Blood Rage (1987) Arrow Blu-Ray Review
It’s 1974 and young twins Todd and Terry are at the drive in with their mother and her male companion. While mom is preoccupied with some necking, the twins sneak away. They come upon a couple going at it in the back seat of their car, when without warning Terry hacks the man to death with a hatched. Terry then gives his brother the murder weapon and accuses him of the murder. As a result, Todd is institutionalized while his murderous brother goes free. Ten years have passed and on one fateful Thanksgiving Todd escapes the institution and the murdering starts up once again.
This slasher is one of the few that has escaped me in my many years of horror movie watching and boy it was a treat that Arrow Video introduced me to it. Directed by John Grissmer (Scalpel 1977) and Penned by Bruce Rubin (Zapped! 1982), this movie has everything you could ask for in an 80’s slasher. With an awesome synth soundtrack, ample nudity (first boob is 4:10 in), Ted Rami hustling condoms and tons of bright red blood and ridiculous kills, this movie hits all the bases. The star of this flick is Mark Soper (Graveyard Shift II 1988), who plays both Terry and Todd. As Terry he is a cocky asshole who loves to hack and slash. As Todd he is a timid misunderstood dweeb. Most of the kills are done with a machete, the best being a woman who gets cut in half at the waist and while she’s laying on the ground in two pieces, she lets out a long scream before finally dying.
As for Arrow’s release of the movie, they continue the excellence that they are known for. The limited edition 3-disc set is beautifully packaged with a slick slip cover and new cover art, and as usual the original artwork is on the reverse side. There is also a great collector’s booklet that is written by Joseph A. Ziemba. The first disc includes the 2K restoration of the “hard” home video version. There is also a commentary with the director, lots of interviews and a featurette that revisits some of the original shooting locations. My favorite of these featurette’s is Man Behind the Mayhem, which is an interview with the make-up effect artist, Ed French. I’m a sucker for hearing gore effect artist talk about their work and this doesn’t disappoint. There is also alternate opening titles and a still gallery.

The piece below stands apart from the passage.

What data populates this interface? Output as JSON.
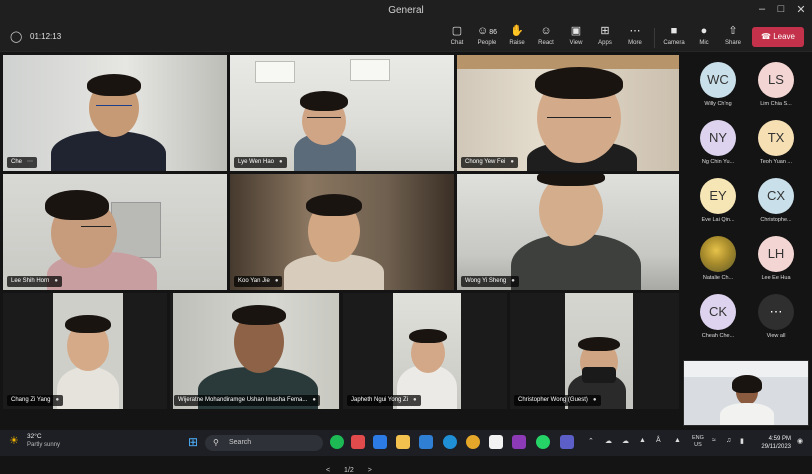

The second disc is the same as the first except on DVD. The third disc which is limited edition exclusive has the 1987 re-edited version of the film that was done for theatrical release under the alternate title, Nightmare at Shadow Woods. It also has a composite cut which combines the two versions of the film and some outtakes.
I highly recommend picking up this movie. I’ve already watched the two different versions of the film and I’m positive I’ll be watching it many more times. Definitely get the limited edition while you still can so you can see the re-edit.